Dataset rows for apps and sites
● ● ● ● ●

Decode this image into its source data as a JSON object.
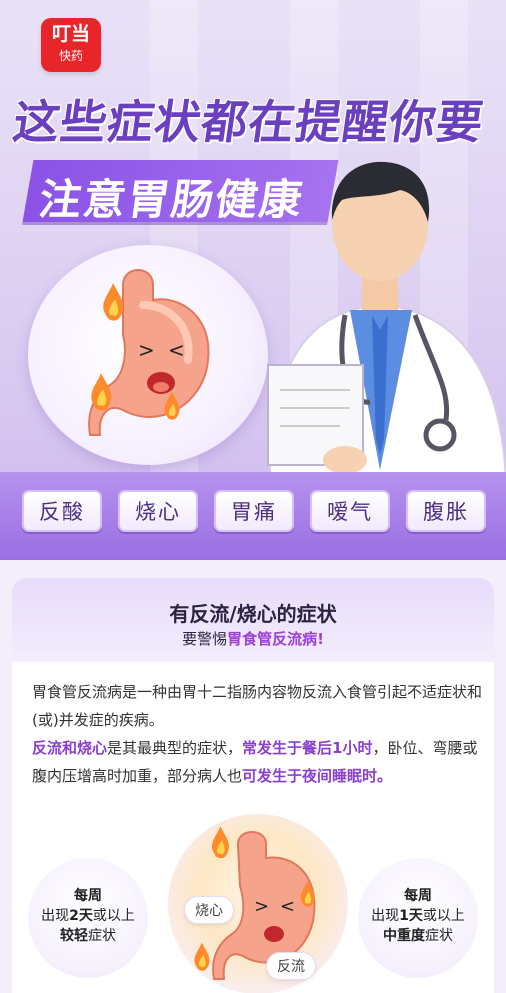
{
  "logo": {
    "line1": "叮当",
    "line2": "快药"
  },
  "hero": {
    "title_line1": "这些症状都在提醒你要",
    "title_line2": "注意胃肠健康"
  },
  "symptoms": [
    "反酸",
    "烧心",
    "胃痛",
    "嗳气",
    "腹胀"
  ],
  "card": {
    "title": "有反流/烧心的症状",
    "subtitle_prefix": "要警惕",
    "subtitle_highlight": "胃食管反流病!",
    "para1": "胃食管反流病是一种由胃十二指肠内容物反流入食管引起不适症状和(或)并发症的疾病。",
    "para2": {
      "hl1": "反流和烧心",
      "t1": "是其最典型的症状，",
      "hl2": "常发生于餐后1小时",
      "t2": "，卧位、弯腰或腹内压增高时加重，部分病人也",
      "hl3": "可发生于夜间睡眠时。"
    },
    "stat_left": {
      "l1": "每周",
      "l2a": "出现",
      "l2b": "2天",
      "l2c": "或以上",
      "l3a": "较轻",
      "l3b": "症状"
    },
    "stat_right": {
      "l1": "每周",
      "l2a": "出现",
      "l2b": "1天",
      "l2c": "或以上",
      "l3a": "中重度",
      "l3b": "症状"
    },
    "tag_left": "烧心",
    "tag_right": "反流"
  },
  "colors": {
    "brand_red": "#e8262a",
    "purple": "#8a52e6",
    "highlight": "#8a3fd0"
  }
}
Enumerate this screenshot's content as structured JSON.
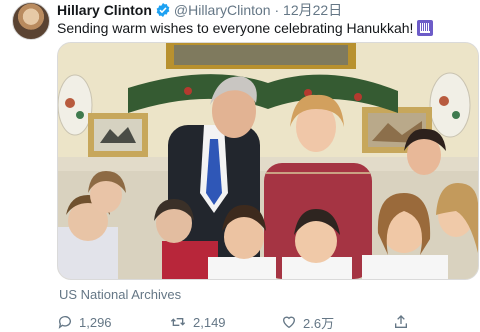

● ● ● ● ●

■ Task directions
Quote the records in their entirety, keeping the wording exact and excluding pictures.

■ Result of the task
Decode this image into its source data as a JSON object.
{
  "logo": {
    "line1": "叮当",
    "line2": "快药"
  },
  "hero": {
    "title_line1": "这些症状都在提醒你要",
    "title_line2": "注意胃肠健康"
  },
  "symptoms": [
    "反酸",
    "烧心",
    "胃痛",
    "嗳气",
    "腹胀"
  ],
  "card": {
    "title": "有反流/烧心的症状",
    "subtitle_prefix": "要警惕",
    "subtitle_highlight": "胃食管反流病!",
    "para1": "胃食管反流病是一种由胃十二指肠内容物反流入食管引起不适症状和(或)并发症的疾病。",
    "para2": {
      "hl1": "反流和烧心",
      "t1": "是其最典型的症状，",
      "hl2": "常发生于餐后1小时",
      "t2": "，卧位、弯腰或腹内压增高时加重，部分病人也",
      "hl3": "可发生于夜间睡眠时。"
    },
    "stat_left": {
      "l1": "每周",
      "l2a": "出现",
      "l2b": "2天",
      "l2c": "或以上",
      "l3a": "较轻",
      "l3b": "症状"
    },
    "stat_right": {
      "l1": "每周",
      "l2a": "出现",
      "l2b": "1天",
      "l2c": "或以上",
      "l3a": "中重度",
      "l3b": "症状"
    },
    "tag_left": "烧心",
    "tag_right": "反流"
  },
  "colors": {
    "brand_red": "#e8262a",
    "purple": "#8a52e6",
    "highlight": "#8a3fd0"
  }
}
Enumerate this screenshot's content as structured JSON.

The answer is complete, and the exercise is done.